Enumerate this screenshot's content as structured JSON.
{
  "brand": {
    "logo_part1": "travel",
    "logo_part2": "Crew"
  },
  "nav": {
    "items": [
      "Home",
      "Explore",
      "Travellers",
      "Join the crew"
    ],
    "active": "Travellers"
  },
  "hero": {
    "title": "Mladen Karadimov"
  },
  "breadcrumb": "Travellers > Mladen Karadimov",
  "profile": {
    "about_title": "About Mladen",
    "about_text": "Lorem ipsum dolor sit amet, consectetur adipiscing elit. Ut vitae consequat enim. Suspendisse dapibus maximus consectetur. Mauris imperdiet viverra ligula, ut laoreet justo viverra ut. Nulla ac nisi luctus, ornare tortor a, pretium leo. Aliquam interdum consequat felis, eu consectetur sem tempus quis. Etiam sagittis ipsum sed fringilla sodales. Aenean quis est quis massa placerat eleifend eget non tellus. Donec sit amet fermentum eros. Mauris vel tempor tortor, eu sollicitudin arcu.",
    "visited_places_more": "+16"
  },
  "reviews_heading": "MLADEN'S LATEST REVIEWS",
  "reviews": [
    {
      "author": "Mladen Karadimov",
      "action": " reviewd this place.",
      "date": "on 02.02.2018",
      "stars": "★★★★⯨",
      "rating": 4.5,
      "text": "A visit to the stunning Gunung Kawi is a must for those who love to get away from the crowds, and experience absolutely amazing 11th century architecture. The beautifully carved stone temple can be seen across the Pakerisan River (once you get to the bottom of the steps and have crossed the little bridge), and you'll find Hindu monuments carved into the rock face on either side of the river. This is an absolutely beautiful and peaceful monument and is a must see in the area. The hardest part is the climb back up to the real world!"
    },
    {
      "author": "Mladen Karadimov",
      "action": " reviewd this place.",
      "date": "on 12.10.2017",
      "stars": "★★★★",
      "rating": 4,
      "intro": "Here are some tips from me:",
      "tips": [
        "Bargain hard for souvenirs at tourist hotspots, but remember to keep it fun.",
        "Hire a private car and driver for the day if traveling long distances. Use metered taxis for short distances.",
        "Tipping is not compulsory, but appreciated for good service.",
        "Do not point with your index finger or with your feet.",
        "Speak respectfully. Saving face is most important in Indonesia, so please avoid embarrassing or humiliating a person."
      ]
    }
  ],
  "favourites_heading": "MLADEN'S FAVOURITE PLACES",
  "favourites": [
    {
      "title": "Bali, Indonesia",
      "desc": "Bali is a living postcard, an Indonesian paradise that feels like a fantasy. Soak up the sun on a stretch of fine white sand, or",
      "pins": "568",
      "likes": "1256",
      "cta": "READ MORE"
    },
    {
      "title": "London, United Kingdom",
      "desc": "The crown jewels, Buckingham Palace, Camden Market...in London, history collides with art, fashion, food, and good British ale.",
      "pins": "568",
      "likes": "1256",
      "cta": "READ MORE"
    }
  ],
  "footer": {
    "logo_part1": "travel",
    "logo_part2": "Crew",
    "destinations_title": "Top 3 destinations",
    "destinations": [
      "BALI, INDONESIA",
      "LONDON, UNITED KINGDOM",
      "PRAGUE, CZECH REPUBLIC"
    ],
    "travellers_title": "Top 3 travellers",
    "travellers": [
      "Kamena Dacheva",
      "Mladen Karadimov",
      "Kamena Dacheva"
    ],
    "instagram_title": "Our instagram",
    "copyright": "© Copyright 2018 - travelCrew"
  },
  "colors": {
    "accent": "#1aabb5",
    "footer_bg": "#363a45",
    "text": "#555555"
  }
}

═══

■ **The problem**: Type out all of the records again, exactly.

■ **Reply**:
Enumerate this screenshot's content as structured JSON.
{
  "brand": {
    "logo_part1": "travel",
    "logo_part2": "Crew"
  },
  "nav": {
    "items": [
      "Home",
      "Explore",
      "Travellers",
      "Join the crew"
    ],
    "active": "Travellers"
  },
  "hero": {
    "title": "Mladen Karadimov"
  },
  "breadcrumb": "Travellers > Mladen Karadimov",
  "profile": {
    "about_title": "About Mladen",
    "about_text": "Lorem ipsum dolor sit amet, consectetur adipiscing elit. Ut vitae consequat enim. Suspendisse dapibus maximus consectetur. Mauris imperdiet viverra ligula, ut laoreet justo viverra ut. Nulla ac nisi luctus, ornare tortor a, pretium leo. Aliquam interdum consequat felis, eu consectetur sem tempus quis. Etiam sagittis ipsum sed fringilla sodales. Aenean quis est quis massa placerat eleifend eget non tellus. Donec sit amet fermentum eros. Mauris vel tempor tortor, eu sollicitudin arcu.",
    "visited_places_more": "+16"
  },
  "reviews_heading": "MLADEN'S LATEST REVIEWS",
  "reviews": [
    {
      "author": "Mladen Karadimov",
      "action": " reviewd this place.",
      "date": "on 02.02.2018",
      "stars": "★★★★⯨",
      "rating": 4.5,
      "text": "A visit to the stunning Gunung Kawi is a must for those who love to get away from the crowds, and experience absolutely amazing 11th century architecture. The beautifully carved stone temple can be seen across the Pakerisan River (once you get to the bottom of the steps and have crossed the little bridge), and you'll find Hindu monuments carved into the rock face on either side of the river. This is an absolutely beautiful and peaceful monument and is a must see in the area. The hardest part is the climb back up to the real world!"
    },
    {
      "author": "Mladen Karadimov",
      "action": " reviewd this place.",
      "date": "on 12.10.2017",
      "stars": "★★★★",
      "rating": 4,
      "intro": "Here are some tips from me:",
      "tips": [
        "Bargain hard for souvenirs at tourist hotspots, but remember to keep it fun.",
        "Hire a private car and driver for the day if traveling long distances. Use metered taxis for short distances.",
        "Tipping is not compulsory, but appreciated for good service.",
        "Do not point with your index finger or with your feet.",
        "Speak respectfully. Saving face is most important in Indonesia, so please avoid embarrassing or humiliating a person."
      ]
    }
  ],
  "favourites_heading": "MLADEN'S FAVOURITE PLACES",
  "favourites": [
    {
      "title": "Bali, Indonesia",
      "desc": "Bali is a living postcard, an Indonesian paradise that feels like a fantasy. Soak up the sun on a stretch of fine white sand, or",
      "pins": "568",
      "likes": "1256",
      "cta": "READ MORE"
    },
    {
      "title": "London, United Kingdom",
      "desc": "The crown jewels, Buckingham Palace, Camden Market...in London, history collides with art, fashion, food, and good British ale.",
      "pins": "568",
      "likes": "1256",
      "cta": "READ MORE"
    }
  ],
  "footer": {
    "logo_part1": "travel",
    "logo_part2": "Crew",
    "destinations_title": "Top 3 destinations",
    "destinations": [
      "BALI, INDONESIA",
      "LONDON, UNITED KINGDOM",
      "PRAGUE, CZECH REPUBLIC"
    ],
    "travellers_title": "Top 3 travellers",
    "travellers": [
      "Kamena Dacheva",
      "Mladen Karadimov",
      "Kamena Dacheva"
    ],
    "instagram_title": "Our instagram",
    "copyright": "© Copyright 2018 - travelCrew"
  },
  "colors": {
    "accent": "#1aabb5",
    "footer_bg": "#363a45",
    "text": "#555555"
  }
}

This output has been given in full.